[INPUT MATERIAL Boundary: Start]

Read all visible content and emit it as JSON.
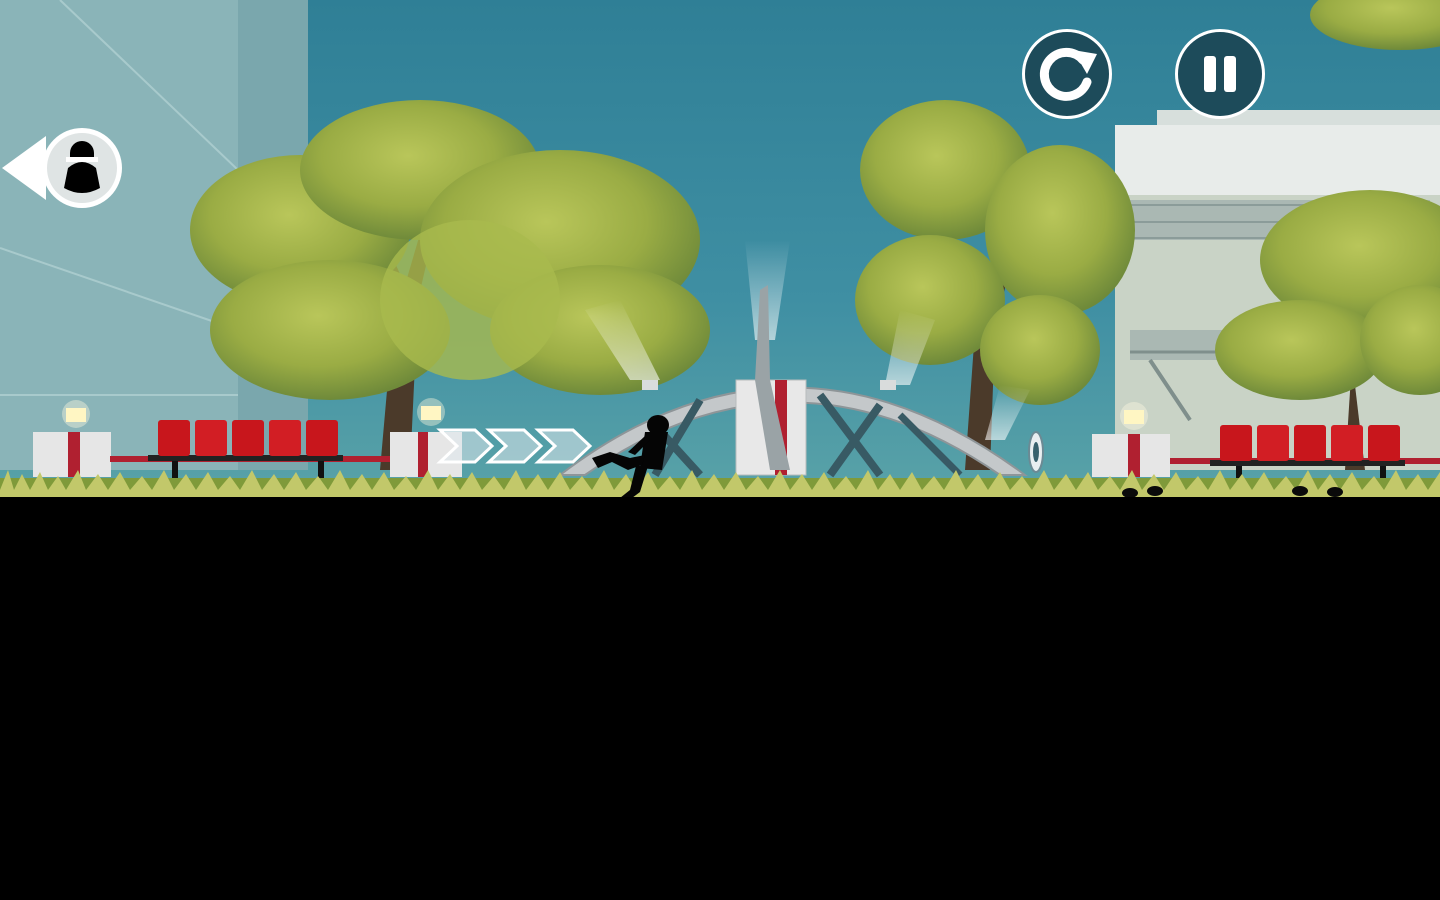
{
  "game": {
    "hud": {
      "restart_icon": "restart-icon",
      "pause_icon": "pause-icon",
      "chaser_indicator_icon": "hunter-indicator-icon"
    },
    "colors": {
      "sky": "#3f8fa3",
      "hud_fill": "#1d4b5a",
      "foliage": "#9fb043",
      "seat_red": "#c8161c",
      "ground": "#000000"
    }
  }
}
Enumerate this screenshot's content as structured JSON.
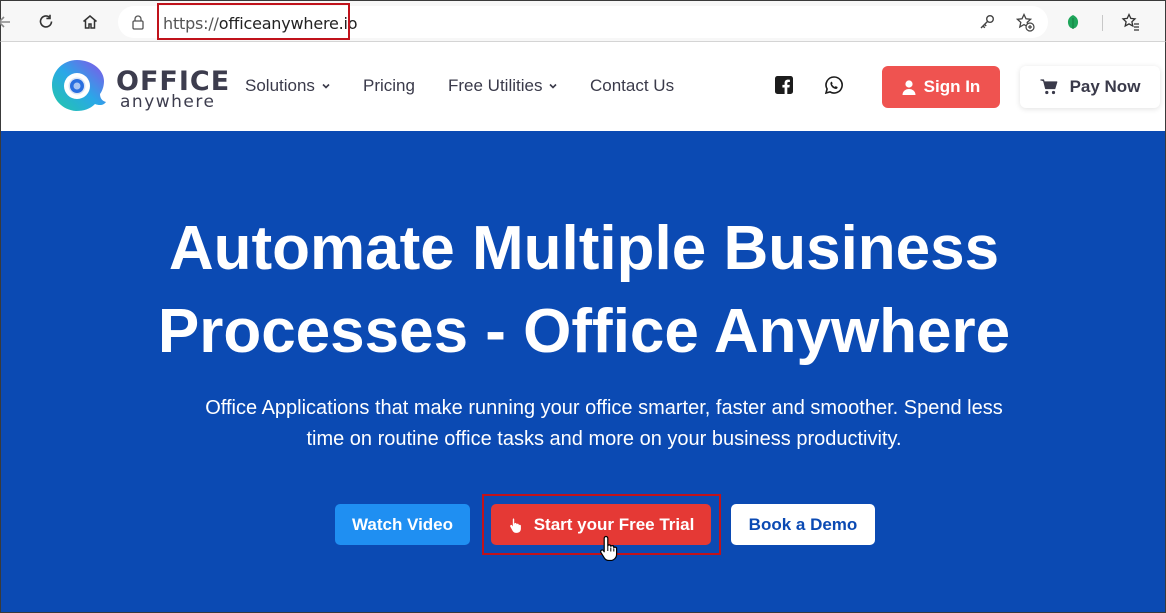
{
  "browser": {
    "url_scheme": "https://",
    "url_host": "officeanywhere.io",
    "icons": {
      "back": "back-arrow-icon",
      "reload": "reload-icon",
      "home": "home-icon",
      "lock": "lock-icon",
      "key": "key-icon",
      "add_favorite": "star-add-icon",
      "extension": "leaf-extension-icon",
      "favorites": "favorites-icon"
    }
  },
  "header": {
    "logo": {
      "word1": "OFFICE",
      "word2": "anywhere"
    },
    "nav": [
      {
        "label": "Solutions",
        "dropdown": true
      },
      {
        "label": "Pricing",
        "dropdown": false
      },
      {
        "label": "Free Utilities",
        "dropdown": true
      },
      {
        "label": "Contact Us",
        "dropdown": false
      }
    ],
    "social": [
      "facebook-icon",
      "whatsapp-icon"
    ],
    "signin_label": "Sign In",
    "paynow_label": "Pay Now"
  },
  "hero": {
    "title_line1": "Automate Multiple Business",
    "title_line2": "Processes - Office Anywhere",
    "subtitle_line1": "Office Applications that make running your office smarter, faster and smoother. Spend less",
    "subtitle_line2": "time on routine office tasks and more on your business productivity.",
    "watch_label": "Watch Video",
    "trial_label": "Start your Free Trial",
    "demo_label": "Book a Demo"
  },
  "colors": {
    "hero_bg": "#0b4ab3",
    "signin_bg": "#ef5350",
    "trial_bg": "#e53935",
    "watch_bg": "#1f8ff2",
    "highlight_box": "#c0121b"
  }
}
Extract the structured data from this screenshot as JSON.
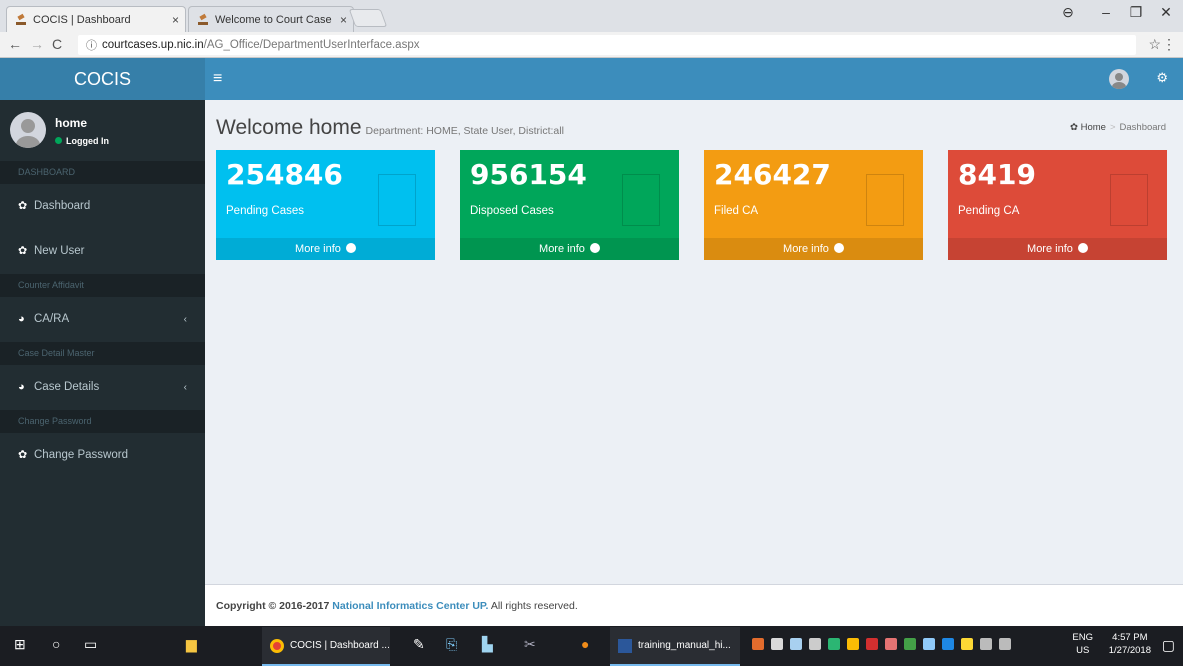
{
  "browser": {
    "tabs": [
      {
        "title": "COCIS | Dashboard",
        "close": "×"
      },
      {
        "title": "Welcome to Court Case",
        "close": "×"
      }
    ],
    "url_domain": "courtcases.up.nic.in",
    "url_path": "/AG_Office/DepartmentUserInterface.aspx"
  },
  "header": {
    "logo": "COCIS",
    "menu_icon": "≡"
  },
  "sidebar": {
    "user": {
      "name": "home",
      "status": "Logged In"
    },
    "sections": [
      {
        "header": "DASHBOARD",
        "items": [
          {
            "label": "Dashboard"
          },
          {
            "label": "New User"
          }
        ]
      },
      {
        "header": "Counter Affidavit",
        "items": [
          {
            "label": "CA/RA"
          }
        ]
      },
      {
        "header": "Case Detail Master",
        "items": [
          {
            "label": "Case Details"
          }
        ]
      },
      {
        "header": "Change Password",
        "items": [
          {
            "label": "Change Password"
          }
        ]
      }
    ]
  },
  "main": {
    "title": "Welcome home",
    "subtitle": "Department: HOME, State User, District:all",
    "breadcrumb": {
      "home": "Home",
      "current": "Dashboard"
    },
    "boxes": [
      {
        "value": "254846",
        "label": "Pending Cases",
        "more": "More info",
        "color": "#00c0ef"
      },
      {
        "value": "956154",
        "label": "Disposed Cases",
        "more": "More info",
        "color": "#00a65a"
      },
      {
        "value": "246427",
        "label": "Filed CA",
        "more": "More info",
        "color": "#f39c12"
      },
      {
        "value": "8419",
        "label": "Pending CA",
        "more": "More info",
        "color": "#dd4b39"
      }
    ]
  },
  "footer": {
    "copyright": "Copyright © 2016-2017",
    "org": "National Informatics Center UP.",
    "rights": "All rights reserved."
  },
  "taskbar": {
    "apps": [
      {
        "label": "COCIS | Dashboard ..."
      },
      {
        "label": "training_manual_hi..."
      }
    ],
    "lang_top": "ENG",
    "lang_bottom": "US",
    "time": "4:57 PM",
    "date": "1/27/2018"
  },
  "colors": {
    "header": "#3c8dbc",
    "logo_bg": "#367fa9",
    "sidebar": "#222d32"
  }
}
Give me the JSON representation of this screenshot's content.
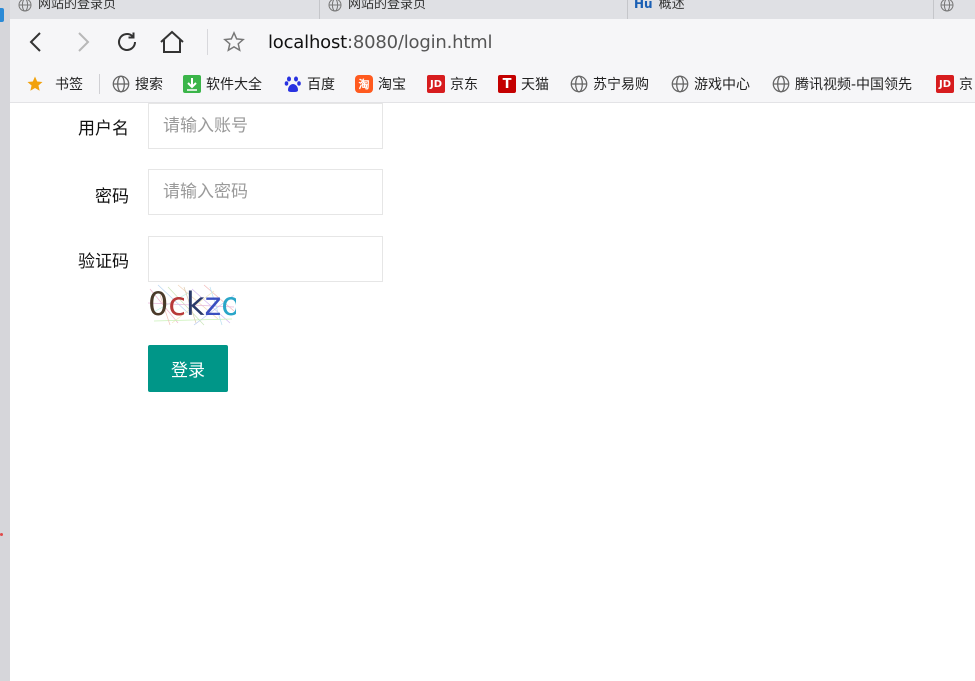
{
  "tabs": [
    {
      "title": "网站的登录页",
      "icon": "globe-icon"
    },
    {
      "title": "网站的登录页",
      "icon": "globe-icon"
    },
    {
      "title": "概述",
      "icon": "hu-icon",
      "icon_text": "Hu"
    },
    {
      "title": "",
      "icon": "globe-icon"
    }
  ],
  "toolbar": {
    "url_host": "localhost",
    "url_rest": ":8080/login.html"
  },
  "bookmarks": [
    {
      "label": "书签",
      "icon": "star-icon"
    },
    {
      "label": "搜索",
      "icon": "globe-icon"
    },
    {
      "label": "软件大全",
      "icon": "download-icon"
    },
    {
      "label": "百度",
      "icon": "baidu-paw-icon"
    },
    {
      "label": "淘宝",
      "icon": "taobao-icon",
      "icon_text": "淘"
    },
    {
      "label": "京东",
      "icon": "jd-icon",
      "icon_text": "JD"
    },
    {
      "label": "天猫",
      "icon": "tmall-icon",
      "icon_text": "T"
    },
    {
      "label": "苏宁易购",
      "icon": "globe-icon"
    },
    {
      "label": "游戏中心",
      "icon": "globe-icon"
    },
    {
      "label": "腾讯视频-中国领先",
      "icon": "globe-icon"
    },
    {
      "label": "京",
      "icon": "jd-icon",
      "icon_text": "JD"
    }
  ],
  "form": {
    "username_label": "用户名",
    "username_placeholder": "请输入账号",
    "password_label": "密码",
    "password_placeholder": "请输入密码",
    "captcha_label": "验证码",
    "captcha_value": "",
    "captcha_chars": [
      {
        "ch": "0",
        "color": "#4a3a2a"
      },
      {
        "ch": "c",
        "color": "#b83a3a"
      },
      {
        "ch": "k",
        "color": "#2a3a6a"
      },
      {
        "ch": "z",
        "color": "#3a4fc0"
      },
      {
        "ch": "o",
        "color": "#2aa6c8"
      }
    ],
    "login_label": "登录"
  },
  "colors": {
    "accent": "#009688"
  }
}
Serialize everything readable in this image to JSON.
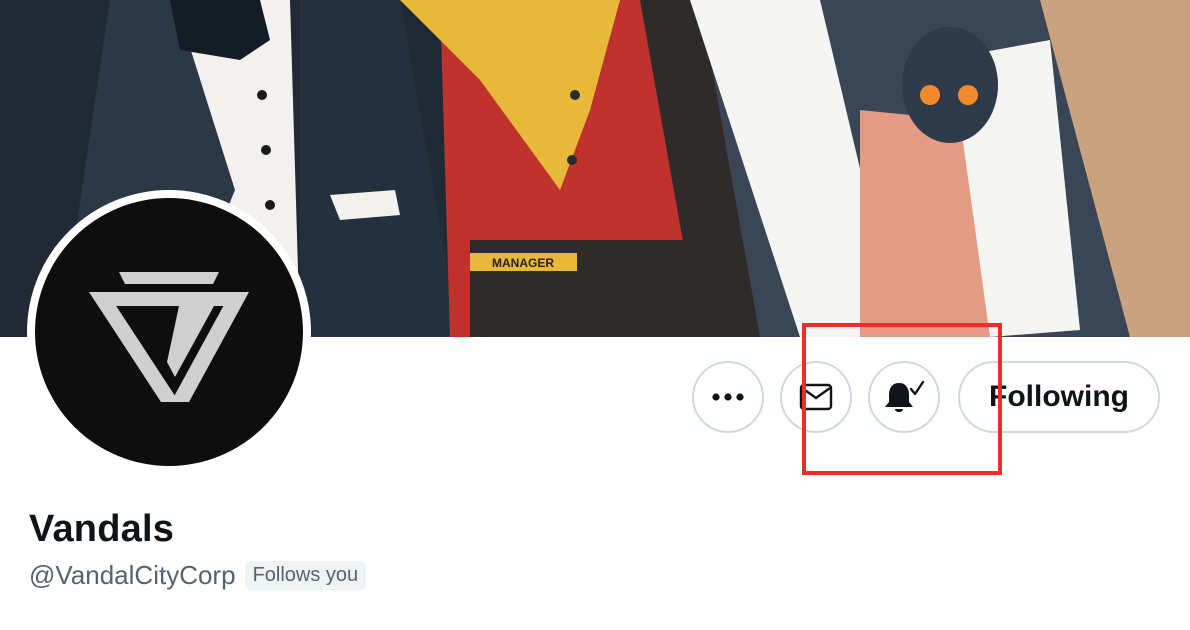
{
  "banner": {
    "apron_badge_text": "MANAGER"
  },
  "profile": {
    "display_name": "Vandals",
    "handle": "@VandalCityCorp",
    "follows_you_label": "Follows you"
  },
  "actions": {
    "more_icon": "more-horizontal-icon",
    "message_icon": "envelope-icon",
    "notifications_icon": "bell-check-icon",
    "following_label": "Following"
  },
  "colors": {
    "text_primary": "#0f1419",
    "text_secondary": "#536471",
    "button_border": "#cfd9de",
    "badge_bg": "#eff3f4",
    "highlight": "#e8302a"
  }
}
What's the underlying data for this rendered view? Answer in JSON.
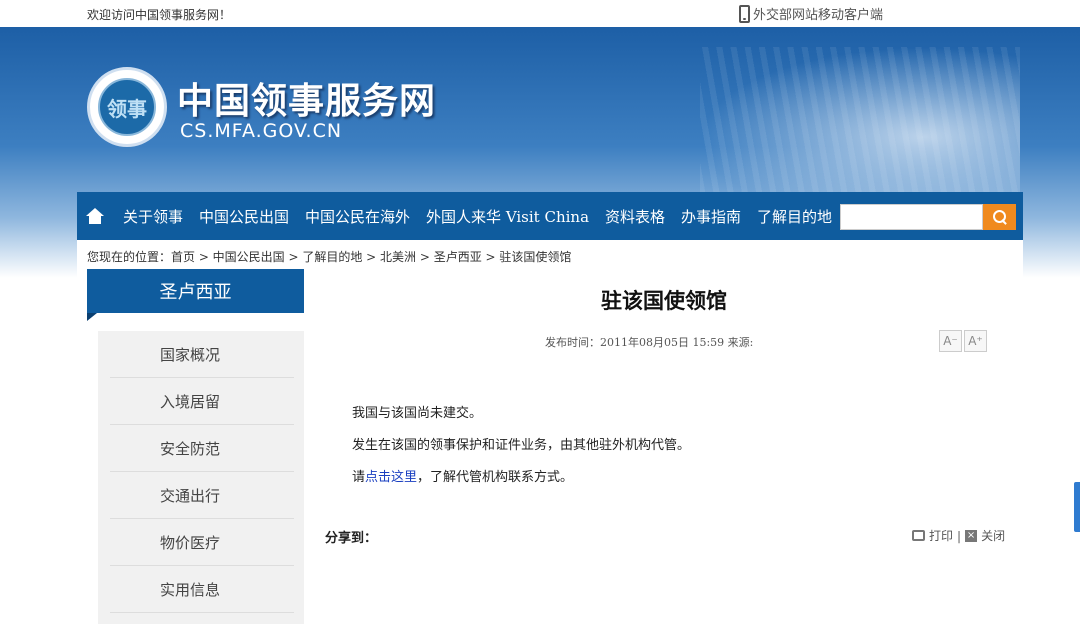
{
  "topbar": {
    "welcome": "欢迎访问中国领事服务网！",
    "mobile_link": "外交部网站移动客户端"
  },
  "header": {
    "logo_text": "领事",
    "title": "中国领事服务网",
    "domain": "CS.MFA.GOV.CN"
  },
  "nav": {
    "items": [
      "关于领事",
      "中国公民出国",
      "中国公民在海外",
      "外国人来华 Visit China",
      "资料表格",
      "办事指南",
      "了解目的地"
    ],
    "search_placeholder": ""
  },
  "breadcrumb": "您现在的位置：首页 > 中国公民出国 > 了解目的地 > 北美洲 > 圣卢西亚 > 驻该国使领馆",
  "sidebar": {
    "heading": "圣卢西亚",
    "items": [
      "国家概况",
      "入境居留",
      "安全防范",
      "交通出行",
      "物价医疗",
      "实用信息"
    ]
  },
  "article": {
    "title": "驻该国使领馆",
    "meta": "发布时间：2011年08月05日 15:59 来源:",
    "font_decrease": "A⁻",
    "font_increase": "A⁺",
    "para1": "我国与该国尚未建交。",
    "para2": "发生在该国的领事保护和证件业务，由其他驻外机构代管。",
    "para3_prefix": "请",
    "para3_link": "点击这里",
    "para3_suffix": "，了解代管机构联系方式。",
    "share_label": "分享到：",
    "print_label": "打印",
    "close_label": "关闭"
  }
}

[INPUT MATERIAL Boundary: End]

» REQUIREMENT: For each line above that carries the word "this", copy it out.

» EXERCISE OUTPUT:
Enumerate this screenshot's content as structured JSON.
Extract the structured data from this screenshot as JSON.
Give me the JSON representation of this screenshot's content.
Serialize everything readable in this image to JSON.
What's the underlying data for this rendered view? Answer in JSON.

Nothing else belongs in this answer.